I love training with weights. Kettlebells in particular. The heavier the weight and the less reps the better! 😉 (1 – 3 reps is my absolute favorite! HA!)
But, I also love training bodyweight. It’s so so hard, but it’s so awesome! Now, I realize that many people hate bodyweight exercises because they aren’t good at them. If this is you…here are some good reasons why you should do it!
Get HELLA strong! Controlling your body weight can make you (and your core) hella strong. Proper bodyweight movements can also be much harder than picking up a weight in many cases. It’s pure pound-for-pound strength. Yes, bodyweight training = strength training! And so many bodyweight movements transfer very well to weighted movements. They will make your barbell and kettlebell movements that much stronger. For example, a single arm push-up or plank hold can help strengthen your single arm overhead press.

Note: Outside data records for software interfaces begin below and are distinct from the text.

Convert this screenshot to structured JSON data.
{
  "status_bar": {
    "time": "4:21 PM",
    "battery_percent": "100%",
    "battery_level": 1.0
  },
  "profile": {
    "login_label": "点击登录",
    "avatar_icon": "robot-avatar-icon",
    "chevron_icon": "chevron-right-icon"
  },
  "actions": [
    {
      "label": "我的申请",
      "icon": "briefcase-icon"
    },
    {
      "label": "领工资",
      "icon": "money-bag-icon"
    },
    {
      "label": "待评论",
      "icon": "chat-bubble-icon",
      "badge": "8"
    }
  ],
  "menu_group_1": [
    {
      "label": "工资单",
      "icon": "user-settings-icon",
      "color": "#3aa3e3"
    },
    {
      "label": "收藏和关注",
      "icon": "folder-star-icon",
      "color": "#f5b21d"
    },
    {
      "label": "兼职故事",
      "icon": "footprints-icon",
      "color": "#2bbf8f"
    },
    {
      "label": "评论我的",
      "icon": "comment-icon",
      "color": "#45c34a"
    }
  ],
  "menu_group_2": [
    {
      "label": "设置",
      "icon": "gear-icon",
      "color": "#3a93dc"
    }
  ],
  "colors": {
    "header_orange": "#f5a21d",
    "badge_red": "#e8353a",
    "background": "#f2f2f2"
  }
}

Bodyweight movements demand a very strong core…push-ups, pull-ups, pistol squats, handstands, etc! You owe it to yourself to master some version of these bodyweight movements. It can really help guard you against injury and ensure that you keep correct form and tension under a load. Speaking of tension…
Bodyweight training teaches you how to use tension. Training bodyweight movements like push-ups or pull-ups teaches you how to link your entire body. These two movements in particular require that you move/hold as one unit, which means you have to stay tight and you must learn how to properly engage your core. All of this gives you fantastic body awareness that you will find very useful when you go to pick up a barbell because you’ve already been training yourself to use tension without a load. (Did I mention that tension will help you create a strong core?)
Bodyweight movements will help keep your mobility in check. A parallel squat requires good mobility, but a pistol squat takes that to a new level. Just ask my ankles and calves. There’s nowhere to hide those little things when training bodyweight, so you might find yourself spending some extra time on mobility – and that’s not a bad thing. Again, it’s just going to make your movement better and will help you get that much stronger overall. (Below…Master this feet and knees squat before you move to the next progression with the box because it’s gonna come back up and look something like this.)
You can keep progressing…forever. There are so many regressions and progressions for many bodyweight movements. A good example is the handstand, which we are currently working on. Most of our members are working on L-stands or holding a wall facing handstand. We are starting here so members get practice really engaging their core. It’s a requirement for both and a huge part of attaining a proper freestanding handstand. Now, this doesn’t mean everyone will be doing handstands by the end of 6 weeks…but their core and confidence is going to be strong and their practice of this one movement could continue for so very long before it its fully mastered. (Another good example is the dragonflag!)
I think t’s important to train using different modalities…heck, use them all…barbells, kettlebells, bodyweight! There’s really a place for all of them. And do some things you’re good at because that’s fun (I mean, I get that!), but do some things that challenge you too and know that you’ll come out stronger mentally and physically because of it.
Carry on bodyweight ninjas!